TASK DETAILS = Where in the data below does the word "shortcut" appear? Copy every line that has it.

THE RECORDS Start Marker

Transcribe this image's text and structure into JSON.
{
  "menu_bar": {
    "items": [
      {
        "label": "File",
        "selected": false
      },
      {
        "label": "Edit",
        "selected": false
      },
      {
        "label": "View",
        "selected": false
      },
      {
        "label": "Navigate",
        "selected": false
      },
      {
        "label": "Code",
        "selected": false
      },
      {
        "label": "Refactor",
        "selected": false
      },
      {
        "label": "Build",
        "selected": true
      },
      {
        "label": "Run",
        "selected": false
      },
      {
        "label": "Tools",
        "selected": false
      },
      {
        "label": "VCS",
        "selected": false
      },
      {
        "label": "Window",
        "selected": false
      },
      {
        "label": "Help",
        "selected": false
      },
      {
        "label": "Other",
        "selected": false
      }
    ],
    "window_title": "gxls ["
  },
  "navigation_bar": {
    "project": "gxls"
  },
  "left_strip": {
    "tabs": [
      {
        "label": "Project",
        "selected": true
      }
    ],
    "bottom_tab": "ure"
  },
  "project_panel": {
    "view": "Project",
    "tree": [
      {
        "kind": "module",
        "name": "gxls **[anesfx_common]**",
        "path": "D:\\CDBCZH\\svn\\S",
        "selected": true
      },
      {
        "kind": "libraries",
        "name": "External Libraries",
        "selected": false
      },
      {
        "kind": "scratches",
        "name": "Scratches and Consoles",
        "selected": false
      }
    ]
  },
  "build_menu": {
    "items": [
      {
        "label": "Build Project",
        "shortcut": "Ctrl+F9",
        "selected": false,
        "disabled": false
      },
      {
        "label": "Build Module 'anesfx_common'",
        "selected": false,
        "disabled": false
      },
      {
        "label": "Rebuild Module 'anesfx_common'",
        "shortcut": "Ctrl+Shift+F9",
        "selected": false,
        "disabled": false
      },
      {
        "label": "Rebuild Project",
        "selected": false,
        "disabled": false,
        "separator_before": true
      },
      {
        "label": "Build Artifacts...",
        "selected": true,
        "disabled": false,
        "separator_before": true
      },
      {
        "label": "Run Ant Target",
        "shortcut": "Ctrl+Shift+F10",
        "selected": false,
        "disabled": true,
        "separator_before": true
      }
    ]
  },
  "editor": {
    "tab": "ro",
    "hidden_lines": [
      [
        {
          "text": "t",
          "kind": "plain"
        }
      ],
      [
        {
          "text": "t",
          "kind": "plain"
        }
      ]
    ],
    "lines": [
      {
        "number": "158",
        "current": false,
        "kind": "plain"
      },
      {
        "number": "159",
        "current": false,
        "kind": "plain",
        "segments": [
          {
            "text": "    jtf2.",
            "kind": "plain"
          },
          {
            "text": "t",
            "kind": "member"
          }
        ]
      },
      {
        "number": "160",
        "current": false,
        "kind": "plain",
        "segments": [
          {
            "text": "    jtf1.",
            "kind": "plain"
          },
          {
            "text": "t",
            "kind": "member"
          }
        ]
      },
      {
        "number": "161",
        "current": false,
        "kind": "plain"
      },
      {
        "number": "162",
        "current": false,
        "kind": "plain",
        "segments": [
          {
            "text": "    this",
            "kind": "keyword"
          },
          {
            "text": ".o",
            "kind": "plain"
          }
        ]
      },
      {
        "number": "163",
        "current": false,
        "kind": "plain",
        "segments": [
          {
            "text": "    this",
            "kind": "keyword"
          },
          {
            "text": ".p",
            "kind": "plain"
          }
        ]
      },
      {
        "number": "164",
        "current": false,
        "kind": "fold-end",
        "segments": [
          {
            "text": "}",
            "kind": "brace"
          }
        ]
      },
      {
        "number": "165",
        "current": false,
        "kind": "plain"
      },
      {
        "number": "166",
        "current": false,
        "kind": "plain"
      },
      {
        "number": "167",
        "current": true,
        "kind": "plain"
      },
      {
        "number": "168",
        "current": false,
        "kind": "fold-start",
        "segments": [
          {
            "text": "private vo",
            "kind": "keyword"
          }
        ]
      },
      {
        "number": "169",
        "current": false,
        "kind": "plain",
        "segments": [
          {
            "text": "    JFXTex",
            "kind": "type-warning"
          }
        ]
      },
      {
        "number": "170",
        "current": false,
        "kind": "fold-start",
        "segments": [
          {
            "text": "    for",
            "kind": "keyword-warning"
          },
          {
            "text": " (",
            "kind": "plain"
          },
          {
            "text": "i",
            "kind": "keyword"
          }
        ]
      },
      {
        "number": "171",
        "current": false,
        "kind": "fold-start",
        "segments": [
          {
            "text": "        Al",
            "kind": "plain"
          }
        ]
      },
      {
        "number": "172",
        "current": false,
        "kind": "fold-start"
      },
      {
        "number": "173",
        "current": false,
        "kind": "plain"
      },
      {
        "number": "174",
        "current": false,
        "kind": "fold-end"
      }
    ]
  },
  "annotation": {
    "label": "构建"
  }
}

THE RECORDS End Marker

COMPLETED TASK =
        "shortcut": "Ctrl+F9",
        "shortcut": "Ctrl+Shift+F9",
        "shortcut": "Ctrl+Shift+F10",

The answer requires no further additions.